Paul Kersey has a degree in Natural Sciences from the University of Cambridge. He studied for his Ph.D. at the University of Edinburgh and subsequently worked in the MRC Laboratory of Human Genetics, studying on the cell cycle of fission yeast, before leaving the laboratory to focus on bioinformatics and data management. He currently works at EMBL-EBI where, since 2008, he has been in charge of the the expansion of Ensembl to cover non-vertebrate species, including human pathogens, disease vectors, crop plants, and model species.
Ensembl: Structuring Knowledge for Biomedical Application
Since the first completed genome was deciphered in 1995, the genomic sequence of many thousands more species has been determined, including humans, plants, fungi and bacteria, and ranging from well-studied model systems to un-culturable organisms known only through their sequence. Ensembl is a platform for the analysis, display and dissemination of genome data and has been used in the context of many genome sequencing projects over the last fifteen years, both exploiting and encouraging the culture of open data in the biological sciences. But this huge resource of data is but one dimension of a larger matrix of genome x environment interactions which determine the observed characteristics of living organisms. In this talk I will show how the novel experimental techniques have driven the development of new data structures within Ensembl to capture genomic variation at multiple scales and its relationship to phenotype; and how growing data volumes have resulted in new, scalable approaches to data integration, interpretation and access.

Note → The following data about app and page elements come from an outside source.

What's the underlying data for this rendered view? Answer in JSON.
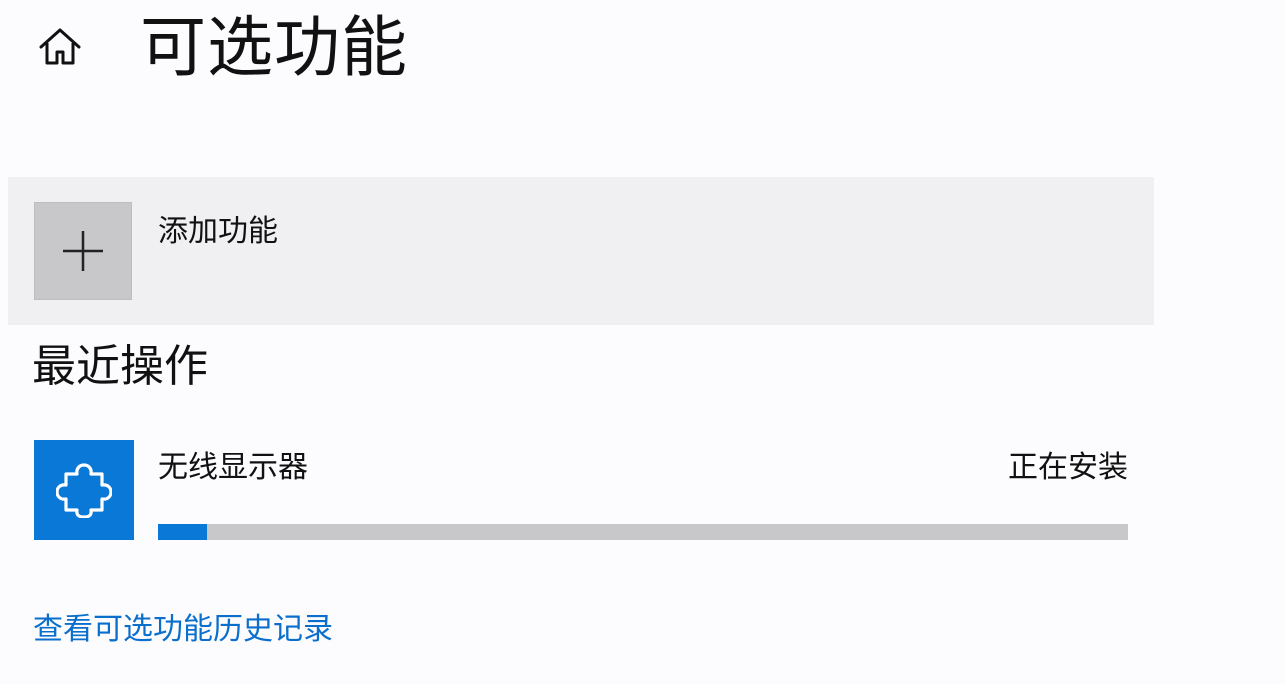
{
  "header": {
    "home_icon": "home-icon",
    "title": "可选功能"
  },
  "add_feature": {
    "icon": "plus-icon",
    "label": "添加功能"
  },
  "recent": {
    "title": "最近操作",
    "items": [
      {
        "icon": "puzzle-piece-icon",
        "name": "无线显示器",
        "status": "正在安装",
        "progress_fraction": 0.05
      }
    ]
  },
  "footer": {
    "history_link": "查看可选功能历史记录"
  },
  "colors": {
    "accent": "#0a78d7",
    "link": "#0a6fcc",
    "background": "#fcfbfd",
    "tile_gray": "#c8c7c9",
    "row_bg": "#f0eff1"
  }
}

Finally, I will explore potential applications of reference genomic data to human health and nutrition, made possible by the growing richness of the data landscape.